The Northern Region Social Enterprise Partnership will be a collaboration between organizations in Sault Ste. Marie, Thunder Bay, and Timmins.
NORDIK operates out of Algoma University in Sault Ste. Marie.

A new Northern Region Social Enterprise Partnership will assist social enterprises across Northern Ontario to grow.

NORDIK Institute, Algoma University’s community-based research institute, announced it has received $250,000 from the Ministry of Economic Development and Growth to lead the initiative.

The initiative is a collaboration of the Northwest Regional Innovation Centre in Thunder Bay, the Timmins Economic Development Corporation’s (TEDC) Business Enterprise Centre, YouLaunch with the Sault Ste. Marie Innovation Centre in Sault Ste. Marie, and PARO Centre for Women’s Enterprise in Thunder Bay.

“Through this project, we will demonstrate that social enterprises are a viable opportunity to expand the Northern economy,” NORDIK director Dr. Gayle Broad said in a release.

“Not only will it assist in overcoming challenges to launching and/or expanding social enterprises, but it will also address providing culturally appropriate services. Many communities and economic development services are looking for more resources to assist them in better serving social enterprises and entrepreneurs, and this program is designed to do that.”

Social enterprises engage citizens and spark change through developing innovative ideas and employment opportunities while meeting communities’ social, cultural and environmental needs.

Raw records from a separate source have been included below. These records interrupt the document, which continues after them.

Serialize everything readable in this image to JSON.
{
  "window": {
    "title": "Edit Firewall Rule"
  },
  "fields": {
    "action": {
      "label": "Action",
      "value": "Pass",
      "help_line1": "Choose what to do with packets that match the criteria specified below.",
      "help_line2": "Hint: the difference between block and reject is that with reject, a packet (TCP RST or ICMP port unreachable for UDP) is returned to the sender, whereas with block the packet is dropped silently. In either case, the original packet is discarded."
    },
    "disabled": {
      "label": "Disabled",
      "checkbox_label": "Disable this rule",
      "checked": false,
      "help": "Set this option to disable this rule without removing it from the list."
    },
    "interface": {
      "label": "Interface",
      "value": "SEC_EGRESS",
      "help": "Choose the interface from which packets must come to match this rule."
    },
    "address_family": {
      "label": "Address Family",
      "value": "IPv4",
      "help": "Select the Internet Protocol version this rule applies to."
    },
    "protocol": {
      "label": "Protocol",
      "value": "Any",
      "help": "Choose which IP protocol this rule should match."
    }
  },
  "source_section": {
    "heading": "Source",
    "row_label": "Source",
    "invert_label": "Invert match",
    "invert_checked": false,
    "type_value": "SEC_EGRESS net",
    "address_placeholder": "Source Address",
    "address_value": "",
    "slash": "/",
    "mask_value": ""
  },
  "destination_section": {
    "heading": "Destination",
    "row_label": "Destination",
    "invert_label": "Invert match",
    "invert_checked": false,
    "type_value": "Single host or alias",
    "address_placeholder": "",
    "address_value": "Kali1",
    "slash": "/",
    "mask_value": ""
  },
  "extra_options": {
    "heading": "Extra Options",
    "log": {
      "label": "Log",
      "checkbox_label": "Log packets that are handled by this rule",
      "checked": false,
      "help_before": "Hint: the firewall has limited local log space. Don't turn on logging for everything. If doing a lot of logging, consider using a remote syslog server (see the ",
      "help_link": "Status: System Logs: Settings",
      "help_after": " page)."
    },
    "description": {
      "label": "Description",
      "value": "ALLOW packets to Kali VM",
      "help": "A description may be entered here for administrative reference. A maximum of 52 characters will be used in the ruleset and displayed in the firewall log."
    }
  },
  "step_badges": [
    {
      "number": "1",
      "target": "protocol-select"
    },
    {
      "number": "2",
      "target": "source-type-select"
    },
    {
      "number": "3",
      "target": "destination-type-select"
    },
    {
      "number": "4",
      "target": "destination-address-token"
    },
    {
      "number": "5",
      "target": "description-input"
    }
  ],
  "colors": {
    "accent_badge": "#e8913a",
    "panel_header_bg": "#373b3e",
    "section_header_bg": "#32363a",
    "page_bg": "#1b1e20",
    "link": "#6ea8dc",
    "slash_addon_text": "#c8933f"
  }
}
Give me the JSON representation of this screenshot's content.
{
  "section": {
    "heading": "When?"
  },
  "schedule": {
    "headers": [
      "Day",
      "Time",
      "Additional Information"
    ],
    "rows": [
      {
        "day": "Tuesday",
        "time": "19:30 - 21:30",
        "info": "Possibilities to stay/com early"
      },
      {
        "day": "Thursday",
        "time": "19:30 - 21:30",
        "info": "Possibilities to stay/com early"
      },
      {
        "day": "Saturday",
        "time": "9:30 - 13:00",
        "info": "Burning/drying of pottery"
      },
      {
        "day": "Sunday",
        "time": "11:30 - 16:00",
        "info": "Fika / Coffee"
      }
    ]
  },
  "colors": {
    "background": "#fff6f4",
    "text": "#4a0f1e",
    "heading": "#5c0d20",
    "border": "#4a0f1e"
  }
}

Social enterprises differ from other small businesses in that they use the “triple bottom line” (people, planet, profit) to assess their success and their governance structure often reflects community and/or collective control. Examples are cooperatives or non-profit organizations.

“As a partner in the Northern Region Social Enterprise Partnership, we are excited to continue to help pave the way for social enterprises in Northern Ontario,” said Maggie Matear, director of community economic development of the TEDC, in the release.

“Through this regionally tailored approach, we are able to ensure the unique environment of Northern Ontario is adequately covered in scaling up and growing social enterprise.”

The Northern Region Social Enterprise Partnership project catchment area stretches throughout Northern Ontario from Parry Sound to the Manitoba border and all areas in between.

NORDIK’s goal is to build Northern Ontario’s capacity to conduct research that contributes to social, economic and environmental justice in rural, Indigenous and Northern communities and provides evidence for informed policy and decision-making.